[Start of section]

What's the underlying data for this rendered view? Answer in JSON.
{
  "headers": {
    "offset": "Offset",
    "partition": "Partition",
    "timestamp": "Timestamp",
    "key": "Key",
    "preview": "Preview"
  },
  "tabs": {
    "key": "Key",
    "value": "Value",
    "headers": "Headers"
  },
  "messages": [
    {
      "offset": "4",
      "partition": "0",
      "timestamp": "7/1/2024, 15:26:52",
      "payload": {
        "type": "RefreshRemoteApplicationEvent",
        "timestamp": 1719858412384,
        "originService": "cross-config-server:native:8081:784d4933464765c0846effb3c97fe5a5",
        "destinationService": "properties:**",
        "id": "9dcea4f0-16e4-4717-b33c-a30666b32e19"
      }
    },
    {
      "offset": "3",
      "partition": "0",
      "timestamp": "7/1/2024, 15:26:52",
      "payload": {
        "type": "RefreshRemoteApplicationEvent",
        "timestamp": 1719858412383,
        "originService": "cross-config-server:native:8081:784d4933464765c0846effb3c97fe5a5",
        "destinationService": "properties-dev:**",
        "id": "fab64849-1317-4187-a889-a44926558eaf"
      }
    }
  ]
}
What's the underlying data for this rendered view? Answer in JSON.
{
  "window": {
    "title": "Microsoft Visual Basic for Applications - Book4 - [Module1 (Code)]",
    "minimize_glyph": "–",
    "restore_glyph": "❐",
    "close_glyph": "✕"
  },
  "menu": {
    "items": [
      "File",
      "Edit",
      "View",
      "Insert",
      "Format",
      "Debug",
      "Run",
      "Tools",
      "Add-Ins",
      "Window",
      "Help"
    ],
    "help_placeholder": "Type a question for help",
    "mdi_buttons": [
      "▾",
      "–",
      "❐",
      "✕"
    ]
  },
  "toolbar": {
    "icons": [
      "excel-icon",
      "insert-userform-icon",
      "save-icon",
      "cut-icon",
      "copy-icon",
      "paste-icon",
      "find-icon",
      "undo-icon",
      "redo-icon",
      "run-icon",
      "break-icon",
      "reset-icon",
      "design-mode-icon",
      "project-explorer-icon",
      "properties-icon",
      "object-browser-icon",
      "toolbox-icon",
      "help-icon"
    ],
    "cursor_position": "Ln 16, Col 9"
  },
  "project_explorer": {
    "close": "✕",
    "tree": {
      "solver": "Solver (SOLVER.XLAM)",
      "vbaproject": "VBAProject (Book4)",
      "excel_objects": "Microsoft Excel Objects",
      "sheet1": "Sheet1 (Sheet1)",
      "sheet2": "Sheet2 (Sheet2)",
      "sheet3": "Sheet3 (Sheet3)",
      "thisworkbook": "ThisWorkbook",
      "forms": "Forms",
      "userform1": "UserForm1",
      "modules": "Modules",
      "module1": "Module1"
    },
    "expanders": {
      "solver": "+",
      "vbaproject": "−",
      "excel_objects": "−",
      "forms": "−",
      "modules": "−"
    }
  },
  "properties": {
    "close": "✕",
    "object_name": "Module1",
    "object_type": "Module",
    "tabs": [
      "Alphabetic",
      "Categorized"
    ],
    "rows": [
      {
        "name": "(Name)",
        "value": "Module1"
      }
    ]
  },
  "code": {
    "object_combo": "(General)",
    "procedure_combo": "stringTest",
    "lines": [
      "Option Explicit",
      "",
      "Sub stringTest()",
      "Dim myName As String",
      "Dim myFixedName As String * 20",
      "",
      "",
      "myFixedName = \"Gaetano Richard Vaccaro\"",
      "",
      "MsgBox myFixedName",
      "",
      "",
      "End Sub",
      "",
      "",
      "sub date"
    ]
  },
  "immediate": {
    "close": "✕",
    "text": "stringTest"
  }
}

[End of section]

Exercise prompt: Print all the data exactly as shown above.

Solution to this exercise:
What's the underlying data for this rendered view? Answer in JSON.
{
  "headers": {
    "offset": "Offset",
    "partition": "Partition",
    "timestamp": "Timestamp",
    "key": "Key",
    "preview": "Preview"
  },
  "tabs": {
    "key": "Key",
    "value": "Value",
    "headers": "Headers"
  },
  "messages": [
    {
      "offset": "4",
      "partition": "0",
      "timestamp": "7/1/2024, 15:26:52",
      "payload": {
        "type": "RefreshRemoteApplicationEvent",
        "timestamp": 1719858412384,
        "originService": "cross-config-server:native:8081:784d4933464765c0846effb3c97fe5a5",
        "destinationService": "properties:**",
        "id": "9dcea4f0-16e4-4717-b33c-a30666b32e19"
      }
    },
    {
      "offset": "3",
      "partition": "0",
      "timestamp": "7/1/2024, 15:26:52",
      "payload": {
        "type": "RefreshRemoteApplicationEvent",
        "timestamp": 1719858412383,
        "originService": "cross-config-server:native:8081:784d4933464765c0846effb3c97fe5a5",
        "destinationService": "properties-dev:**",
        "id": "fab64849-1317-4187-a889-a44926558eaf"
      }
    }
  ]
}
What's the underlying data for this rendered view? Answer in JSON.
{
  "window": {
    "title": "Microsoft Visual Basic for Applications - Book4 - [Module1 (Code)]",
    "minimize_glyph": "–",
    "restore_glyph": "❐",
    "close_glyph": "✕"
  },
  "menu": {
    "items": [
      "File",
      "Edit",
      "View",
      "Insert",
      "Format",
      "Debug",
      "Run",
      "Tools",
      "Add-Ins",
      "Window",
      "Help"
    ],
    "help_placeholder": "Type a question for help",
    "mdi_buttons": [
      "▾",
      "–",
      "❐",
      "✕"
    ]
  },
  "toolbar": {
    "icons": [
      "excel-icon",
      "insert-userform-icon",
      "save-icon",
      "cut-icon",
      "copy-icon",
      "paste-icon",
      "find-icon",
      "undo-icon",
      "redo-icon",
      "run-icon",
      "break-icon",
      "reset-icon",
      "design-mode-icon",
      "project-explorer-icon",
      "properties-icon",
      "object-browser-icon",
      "toolbox-icon",
      "help-icon"
    ],
    "cursor_position": "Ln 16, Col 9"
  },
  "project_explorer": {
    "close": "✕",
    "tree": {
      "solver": "Solver (SOLVER.XLAM)",
      "vbaproject": "VBAProject (Book4)",
      "excel_objects": "Microsoft Excel Objects",
      "sheet1": "Sheet1 (Sheet1)",
      "sheet2": "Sheet2 (Sheet2)",
      "sheet3": "Sheet3 (Sheet3)",
      "thisworkbook": "ThisWorkbook",
      "forms": "Forms",
      "userform1": "UserForm1",
      "modules": "Modules",
      "module1": "Module1"
    },
    "expanders": {
      "solver": "+",
      "vbaproject": "−",
      "excel_objects": "−",
      "forms": "−",
      "modules": "−"
    }
  },
  "properties": {
    "close": "✕",
    "object_name": "Module1",
    "object_type": "Module",
    "tabs": [
      "Alphabetic",
      "Categorized"
    ],
    "rows": [
      {
        "name": "(Name)",
        "value": "Module1"
      }
    ]
  },
  "code": {
    "object_combo": "(General)",
    "procedure_combo": "stringTest",
    "lines": [
      "Option Explicit",
      "",
      "Sub stringTest()",
      "Dim myName As String",
      "Dim myFixedName As String * 20",
      "",
      "",
      "myFixedName = \"Gaetano Richard Vaccaro\"",
      "",
      "MsgBox myFixedName",
      "",
      "",
      "End Sub",
      "",
      "",
      "sub date"
    ]
  },
  "immediate": {
    "close": "✕",
    "text": "stringTest"
  }
}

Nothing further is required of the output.